━━ EXCERPTED DATA
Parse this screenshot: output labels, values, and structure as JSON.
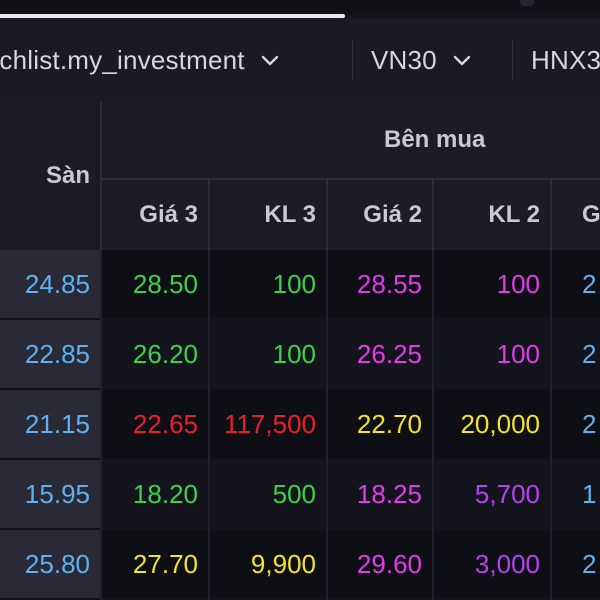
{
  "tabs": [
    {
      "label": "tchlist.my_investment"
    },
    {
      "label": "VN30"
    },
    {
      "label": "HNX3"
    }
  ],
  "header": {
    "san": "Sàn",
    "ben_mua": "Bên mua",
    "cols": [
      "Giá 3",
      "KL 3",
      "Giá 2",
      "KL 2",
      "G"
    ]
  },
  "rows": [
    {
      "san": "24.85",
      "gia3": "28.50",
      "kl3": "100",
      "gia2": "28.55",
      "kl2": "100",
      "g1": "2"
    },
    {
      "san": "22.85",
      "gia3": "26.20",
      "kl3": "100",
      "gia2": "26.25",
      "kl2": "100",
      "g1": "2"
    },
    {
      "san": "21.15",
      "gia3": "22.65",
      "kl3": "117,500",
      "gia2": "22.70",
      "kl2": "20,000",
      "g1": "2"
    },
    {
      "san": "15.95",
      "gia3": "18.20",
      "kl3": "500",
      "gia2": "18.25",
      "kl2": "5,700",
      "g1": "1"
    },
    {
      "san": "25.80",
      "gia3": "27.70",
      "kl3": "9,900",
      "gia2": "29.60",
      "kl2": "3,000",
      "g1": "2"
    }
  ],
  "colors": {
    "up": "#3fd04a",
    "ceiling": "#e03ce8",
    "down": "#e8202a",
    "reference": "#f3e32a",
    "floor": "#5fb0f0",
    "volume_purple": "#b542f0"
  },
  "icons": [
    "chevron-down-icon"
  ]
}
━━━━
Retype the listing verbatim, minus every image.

→ WRITTEN REPLY:
Parse this screenshot: output labels, values, and structure as JSON.
{
  "tabs": [
    {
      "label": "tchlist.my_investment"
    },
    {
      "label": "VN30"
    },
    {
      "label": "HNX3"
    }
  ],
  "header": {
    "san": "Sàn",
    "ben_mua": "Bên mua",
    "cols": [
      "Giá 3",
      "KL 3",
      "Giá 2",
      "KL 2",
      "G"
    ]
  },
  "rows": [
    {
      "san": "24.85",
      "gia3": "28.50",
      "kl3": "100",
      "gia2": "28.55",
      "kl2": "100",
      "g1": "2"
    },
    {
      "san": "22.85",
      "gia3": "26.20",
      "kl3": "100",
      "gia2": "26.25",
      "kl2": "100",
      "g1": "2"
    },
    {
      "san": "21.15",
      "gia3": "22.65",
      "kl3": "117,500",
      "gia2": "22.70",
      "kl2": "20,000",
      "g1": "2"
    },
    {
      "san": "15.95",
      "gia3": "18.20",
      "kl3": "500",
      "gia2": "18.25",
      "kl2": "5,700",
      "g1": "1"
    },
    {
      "san": "25.80",
      "gia3": "27.70",
      "kl3": "9,900",
      "gia2": "29.60",
      "kl2": "3,000",
      "g1": "2"
    }
  ],
  "colors": {
    "up": "#3fd04a",
    "ceiling": "#e03ce8",
    "down": "#e8202a",
    "reference": "#f3e32a",
    "floor": "#5fb0f0",
    "volume_purple": "#b542f0"
  },
  "icons": [
    "chevron-down-icon"
  ]
}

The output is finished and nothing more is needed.